Thursday, February 09, 2017

Identity theft insurance

Here’s a good article from the Insurance Information Institute on identity theft insurance. It was mentioned on the NBC Today show this morning.

A number of companies (besides Lifelock through AOL membership) offer it;  my experience is that it costs about $30 a month.

The article suggests that victims of identity theft often have lower credit scores and sometimes lose employment.  In the distant past, it was sometime common for some employers to hold associates “absolutely accountable” for their own reputations for security purposes.

The article also suggests aggressively checking your own credit reports in detail before doing a job search or looking for a new place to live.

One of the best defenses to your bank accounts is simply to check them regularly online, not from emails but from going directly to the sites.  Make sure you spell the URL’s right.

Identity theft insurance is often offered as a rider on property (homeowner's insurance) as it is on mine.  It may be part of umbrella coverage.  It is not the same, however, as coverage for online liability incidents, which I don't think can reliably be underwritten with ordinary property insurance.

Tuesday, January 03, 2017

Trump's "No computer is safe"

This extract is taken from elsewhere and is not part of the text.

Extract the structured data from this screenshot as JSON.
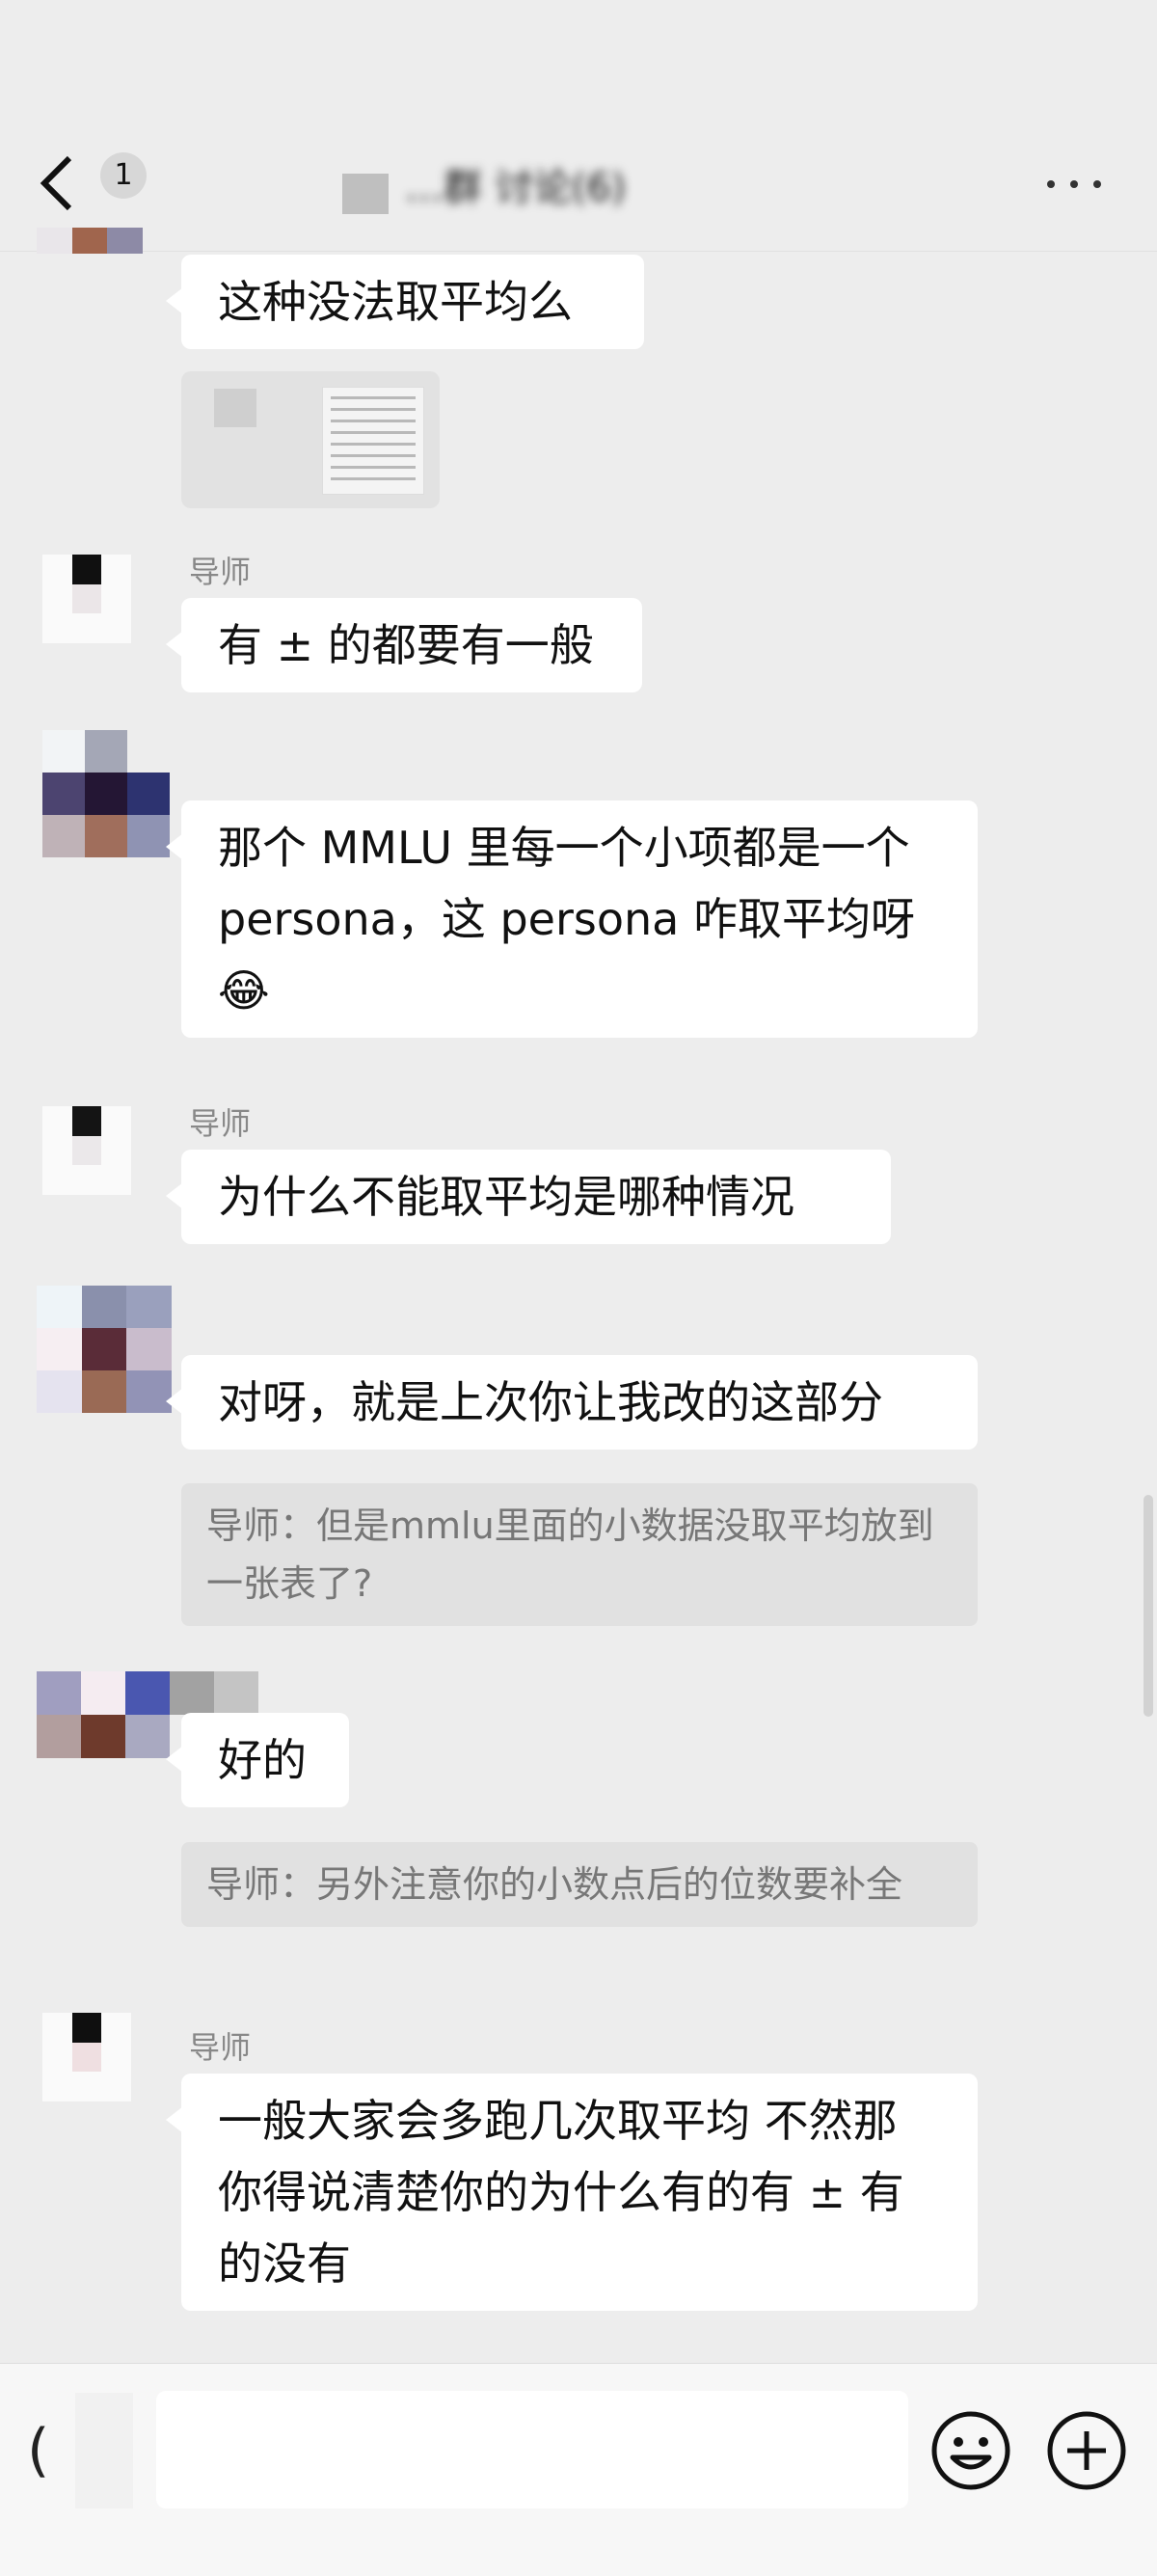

Donald Trump’s recent 4-worder “No computer is safe” could certainly be interpreted in the context of identity theft.  Because until there was widespread use of the Internet in commerce (after the late 90s) there were few such schemes.
Yet, by 2004 the problem was serious enough that Lifetime TV had produced the film “Identity Theft: The Michelle Brown Story”.
Trump, however, on Nov. 11 had announced a comprehensive program for cybersecurity despite his subsequent hints that digital life cannot be made safe (CNN story).

Remember, too, in the Old West:  there were horseback payroll robberies, and stagecoach and train hijackings, unpredictably.

Thursday, December 15, 2016

Yahoo! coughs up one billion identities to hackers

Here we go again, with another major hack, this time, over one billion Yahoo account, as reported, for example, by Tech Crunch,

Credit card and bank info was not taken.  There is such a huge cache that it sounds improbable that any one person would be targeted for identity theft.

On the other hand, you can't change your birthdate, and changing your name is impractical.  (Oh, in fifth grade, a girl wanted to change her name because I teased her over the "Life with Elizabeth" show -- and "Elizabeth, aren't you ashamed?"  Head shaken.  Betsy is a nickname for Elizabeth.)

My own Yahoo account no longer exists, it seems.  It was used during the glory days of GLIL.

Yup, there is even more pressure for everyone to move to two-factor authentication everywhere.

Here's a video on how to tell if your Yahoo! account is hacked.

YouTube has a lot of videos on how to hack Yahoo! (just type in that key search argument).

Tuesday, November 22, 2016

Widespread identity theft of minors reported again

Just as dead people are targets for identity theft, recent reports have covered children's identities being stolen, sometimes even by parents desperate to pay bills, as in this New York Times story by Ron Lieber in April 2015.

Typically, minors don't find out they have a problem until they are of college age and start trying to get their first credit cards, or first apartments and cars.  Kids who work while in college or even high school  have a better chance of finding out they have a problem earlier, as some employers will run checks.  

Monday, November 21, 2016

"Ghosting": identity theft of dead people

The AARP has recently advised families to take active steps to protect their deceased loved ones from identity theft, especially for IRS tax refund scams; an earlier article.

The crime is called “ghosting”. and is hard to catch.  The IRS has guidelines here.

Families should not publish exact birth-dates in obituaries.

Wednesday, November 16, 2016

Facebook identity scams? Fake senders?

Can people's Facebook accounts get hijacked?

I don't know.  I got a mystery message this morning about my government benefit.  No, it wasn't social security.  I was supposed to know what she was talking about.  I don't. Some "lucky fund from the government".

Then her messages went blank, saying that the Facebook sender needed verification.

Monday, October 17, 2016

Why is a west coast company sending me a card with a half million line of credit, unsolicited?

This is pretty scary.  I get a blue "Notable Capital Premium Platinum Capital" card in the mail from Scottsdale, AZ, unsolicited.  With a $500,000 line of credit.

There's an 800 number to activate it.

Earlier cards were for $100,000 or $200,000.

Oh, maybe it;s in bitcoin.

It's getting close to time for my free Annual Credit Report.

But why are companies so eager to mail me credit lines that I didn't ask for?